* **PROBLEM TO WORK ON**: Send back every record word for word, with nothing missing.

* **DATA PROVIDED**:
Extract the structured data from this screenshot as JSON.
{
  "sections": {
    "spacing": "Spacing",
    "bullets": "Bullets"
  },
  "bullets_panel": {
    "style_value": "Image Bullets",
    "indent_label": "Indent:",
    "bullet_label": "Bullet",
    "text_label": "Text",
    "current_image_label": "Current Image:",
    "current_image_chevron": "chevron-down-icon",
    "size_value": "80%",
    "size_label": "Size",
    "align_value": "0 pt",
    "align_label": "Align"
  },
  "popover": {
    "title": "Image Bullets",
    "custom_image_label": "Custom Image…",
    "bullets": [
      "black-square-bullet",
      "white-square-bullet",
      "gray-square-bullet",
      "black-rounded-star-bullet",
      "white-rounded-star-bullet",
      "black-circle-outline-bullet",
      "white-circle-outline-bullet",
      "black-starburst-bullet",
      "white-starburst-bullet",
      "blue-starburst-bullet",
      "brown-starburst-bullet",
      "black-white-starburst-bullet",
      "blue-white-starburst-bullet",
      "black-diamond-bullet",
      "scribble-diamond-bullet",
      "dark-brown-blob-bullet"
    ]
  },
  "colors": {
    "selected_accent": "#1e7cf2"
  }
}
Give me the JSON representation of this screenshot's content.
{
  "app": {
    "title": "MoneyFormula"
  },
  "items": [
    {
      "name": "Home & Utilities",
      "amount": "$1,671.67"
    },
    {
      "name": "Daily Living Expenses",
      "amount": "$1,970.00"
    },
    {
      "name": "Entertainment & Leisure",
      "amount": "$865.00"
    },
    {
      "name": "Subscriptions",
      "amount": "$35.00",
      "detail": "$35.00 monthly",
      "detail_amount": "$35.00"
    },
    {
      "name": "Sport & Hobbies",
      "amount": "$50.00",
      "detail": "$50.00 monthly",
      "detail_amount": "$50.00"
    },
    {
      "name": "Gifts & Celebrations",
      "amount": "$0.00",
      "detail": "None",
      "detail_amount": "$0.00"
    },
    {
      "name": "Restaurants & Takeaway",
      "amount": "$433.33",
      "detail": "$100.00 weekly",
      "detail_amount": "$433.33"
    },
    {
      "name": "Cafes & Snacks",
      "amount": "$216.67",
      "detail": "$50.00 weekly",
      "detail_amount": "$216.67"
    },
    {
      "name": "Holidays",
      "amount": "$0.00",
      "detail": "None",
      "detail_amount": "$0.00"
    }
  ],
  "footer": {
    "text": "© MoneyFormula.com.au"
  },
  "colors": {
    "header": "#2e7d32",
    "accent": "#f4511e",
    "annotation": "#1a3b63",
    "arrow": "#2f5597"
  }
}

* **SOLUTION**:
Extract the structured data from this screenshot as JSON.
{
  "sections": {
    "spacing": "Spacing",
    "bullets": "Bullets"
  },
  "bullets_panel": {
    "style_value": "Image Bullets",
    "indent_label": "Indent:",
    "bullet_label": "Bullet",
    "text_label": "Text",
    "current_image_label": "Current Image:",
    "current_image_chevron": "chevron-down-icon",
    "size_value": "80%",
    "size_label": "Size",
    "align_value": "0 pt",
    "align_label": "Align"
  },
  "popover": {
    "title": "Image Bullets",
    "custom_image_label": "Custom Image…",
    "bullets": [
      "black-square-bullet",
      "white-square-bullet",
      "gray-square-bullet",
      "black-rounded-star-bullet",
      "white-rounded-star-bullet",
      "black-circle-outline-bullet",
      "white-circle-outline-bullet",
      "black-starburst-bullet",
      "white-starburst-bullet",
      "blue-starburst-bullet",
      "brown-starburst-bullet",
      "black-white-starburst-bullet",
      "blue-white-starburst-bullet",
      "black-diamond-bullet",
      "scribble-diamond-bullet",
      "dark-brown-blob-bullet"
    ]
  },
  "colors": {
    "selected_accent": "#1e7cf2"
  }
}
Give me the JSON representation of this screenshot's content.
{
  "app": {
    "title": "MoneyFormula"
  },
  "items": [
    {
      "name": "Home & Utilities",
      "amount": "$1,671.67"
    },
    {
      "name": "Daily Living Expenses",
      "amount": "$1,970.00"
    },
    {
      "name": "Entertainment & Leisure",
      "amount": "$865.00"
    },
    {
      "name": "Subscriptions",
      "amount": "$35.00",
      "detail": "$35.00 monthly",
      "detail_amount": "$35.00"
    },
    {
      "name": "Sport & Hobbies",
      "amount": "$50.00",
      "detail": "$50.00 monthly",
      "detail_amount": "$50.00"
    },
    {
      "name": "Gifts & Celebrations",
      "amount": "$0.00",
      "detail": "None",
      "detail_amount": "$0.00"
    },
    {
      "name": "Restaurants & Takeaway",
      "amount": "$433.33",
      "detail": "$100.00 weekly",
      "detail_amount": "$433.33"
    },
    {
      "name": "Cafes & Snacks",
      "amount": "$216.67",
      "detail": "$50.00 weekly",
      "detail_amount": "$216.67"
    },
    {
      "name": "Holidays",
      "amount": "$0.00",
      "detail": "None",
      "detail_amount": "$0.00"
    }
  ],
  "footer": {
    "text": "© MoneyFormula.com.au"
  },
  "colors": {
    "header": "#2e7d32",
    "accent": "#f4511e",
    "annotation": "#1a3b63",
    "arrow": "#2f5597"
  }
}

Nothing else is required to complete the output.